Juliette Binoche, who plays Maria Segovia, the sister of one of the miners and the most vocal representative of the families, offers, “To me, this story demonstrates that people have power—more power than they think. When there’s a cause, you have to express yourself in order to change things, because nothing is going to change unless somebody is willing to step forward and act.”
Banderas, Phillips and Binoche are just three in an international ensemble cast that also includes Rodrigo Santoro, James Brolin, Bob Gunton, Gabriel Byrne, Mario Casas, Jacob Vargas, Juan Pablo Raba, Oscar Nuñez, Tenoch Huerta, Marco Treviño, Adriana Barraza, Kate Del Castillo, Cote de Pablo, Elizabeth De Razzo and Naomi Scott.
“We really looked for the perfect person for each role—it didn’t matter what country they came from—and that resulted in a truly international cast,” says Riggen. “But it’s a Latin American story, so a number of Latin American countries are represented in our actors. It makes it very special because the film has a Latin American sensibility and heart.”
The cast and filmmakers were also honored to have on set the miners who actually experienced the drama they were re-creating.
Producer Edward McGurn says, “We literally had every one of the miners visit with us during filming. In fact, many of them worked with us in different capacities on location. It was terrific having them involved. To have them on set reminded us all of why we were there and led to some really beautiful and poignant moments.”
Among those who came to the set was Mario Sepúlveda, who was dubbed “Super Mario” by the press due to his infectious energy, wit and humor.
“I was really surprised by the professionalism and seriousness with which they are telling our story,” Sepúlveda says. “Walking on the set felt like a dream. Everyone was very warm and welcoming, and it was emotional to see all the things done behind the scenes to make this movie. My personal hope is that people who see it will realize there are no obstacles that can’t be overcome and that there’s nothing more beautiful than being alive and being close to those one loves.”
Getting direct input from the people whose lives they were portraying added to the realism for the entire company. The miners also offered some advice to the actors playing them about laboring inside a mine, as the underground sequences were shot in two actual operational mines outside of Bogota, Colombia.
“Working within those mines showed the cast, crew, all of us, what it’s really like,” Riggen remarks.
“We all got a dose of reality, a little taste that definitely informed the performances in a positive way. We survived claustrophobia, heat and started experiencing maybe a tiny bit of what the miners must have gone through. We would either end up killing each other,” she teases, “or learn to work together and make a movie.”
Filming also took place against the backdrop of Chile’s Atacama Desert, just a few miles from what became known as Camp Esperanza (Hope), where the families held vigil, waiting to learn the fate of their husbands, fathers, brothers and sons.
Riggen states, “It was incredible to shoot the Camp Hope sequences in the same region where the actual events occurred.

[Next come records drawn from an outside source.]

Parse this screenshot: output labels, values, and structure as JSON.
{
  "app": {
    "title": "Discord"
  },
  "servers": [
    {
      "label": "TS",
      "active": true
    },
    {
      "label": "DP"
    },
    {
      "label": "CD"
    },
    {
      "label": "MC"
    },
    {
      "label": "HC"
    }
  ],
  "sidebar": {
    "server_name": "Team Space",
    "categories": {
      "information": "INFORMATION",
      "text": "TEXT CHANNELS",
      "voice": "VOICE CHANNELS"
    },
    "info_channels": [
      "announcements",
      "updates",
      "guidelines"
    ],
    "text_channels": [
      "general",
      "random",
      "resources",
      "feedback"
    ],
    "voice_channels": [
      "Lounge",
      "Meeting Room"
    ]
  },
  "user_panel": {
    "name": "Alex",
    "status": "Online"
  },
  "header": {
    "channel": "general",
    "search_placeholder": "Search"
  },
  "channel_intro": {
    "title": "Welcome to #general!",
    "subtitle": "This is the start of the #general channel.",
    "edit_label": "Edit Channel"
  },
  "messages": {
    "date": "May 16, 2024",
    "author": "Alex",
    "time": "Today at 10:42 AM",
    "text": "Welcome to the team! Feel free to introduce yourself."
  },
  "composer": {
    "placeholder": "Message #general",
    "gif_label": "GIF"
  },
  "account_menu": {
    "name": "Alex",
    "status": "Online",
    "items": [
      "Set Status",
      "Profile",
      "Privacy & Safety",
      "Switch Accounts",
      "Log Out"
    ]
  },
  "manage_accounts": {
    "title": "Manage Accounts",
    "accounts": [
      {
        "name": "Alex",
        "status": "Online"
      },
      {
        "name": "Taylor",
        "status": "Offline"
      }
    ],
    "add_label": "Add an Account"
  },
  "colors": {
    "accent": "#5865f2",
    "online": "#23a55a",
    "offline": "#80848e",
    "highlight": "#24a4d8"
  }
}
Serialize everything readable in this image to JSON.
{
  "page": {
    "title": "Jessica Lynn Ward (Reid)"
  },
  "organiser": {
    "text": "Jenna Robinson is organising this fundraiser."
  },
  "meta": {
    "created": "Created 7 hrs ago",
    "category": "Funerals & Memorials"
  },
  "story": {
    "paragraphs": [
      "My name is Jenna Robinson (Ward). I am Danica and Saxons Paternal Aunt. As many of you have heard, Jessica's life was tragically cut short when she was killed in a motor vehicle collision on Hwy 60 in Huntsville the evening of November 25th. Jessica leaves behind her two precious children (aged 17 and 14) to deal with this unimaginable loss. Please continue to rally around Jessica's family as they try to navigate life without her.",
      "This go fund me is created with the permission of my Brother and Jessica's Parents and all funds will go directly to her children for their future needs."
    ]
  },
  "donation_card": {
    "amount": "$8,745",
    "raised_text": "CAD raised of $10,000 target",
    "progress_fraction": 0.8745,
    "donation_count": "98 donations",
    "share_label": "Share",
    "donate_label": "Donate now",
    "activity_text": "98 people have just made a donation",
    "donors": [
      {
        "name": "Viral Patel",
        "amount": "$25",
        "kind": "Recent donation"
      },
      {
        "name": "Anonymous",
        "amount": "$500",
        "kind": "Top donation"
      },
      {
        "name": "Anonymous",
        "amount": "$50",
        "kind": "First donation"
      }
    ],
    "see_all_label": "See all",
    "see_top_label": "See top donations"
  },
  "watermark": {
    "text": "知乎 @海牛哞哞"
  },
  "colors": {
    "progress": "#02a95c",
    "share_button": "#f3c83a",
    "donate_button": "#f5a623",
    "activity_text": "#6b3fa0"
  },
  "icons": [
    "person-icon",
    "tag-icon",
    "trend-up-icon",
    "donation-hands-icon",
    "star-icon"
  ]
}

We not only had the miners and their families visiting us, but many of the background extras who populated our Camp Hope were there at the real thing five years ago. I’ve never seen so many tears mixed with such joy as we re-created that long wait…and, finally, the rescue.”
The director concludes, “Having the opportunity to tell this story was so special to me and everyone else involved. Our primary goal in making this film was to remind audiences of the courage and grit of the miners, the unwavering faith of their loved ones, and the tenacity of experts and workers who came from all over to rescue the 33. Five years ago, their story inspired and united millions in every corner of the globe, and that feeling of hope deserves to be remembered…now and always.”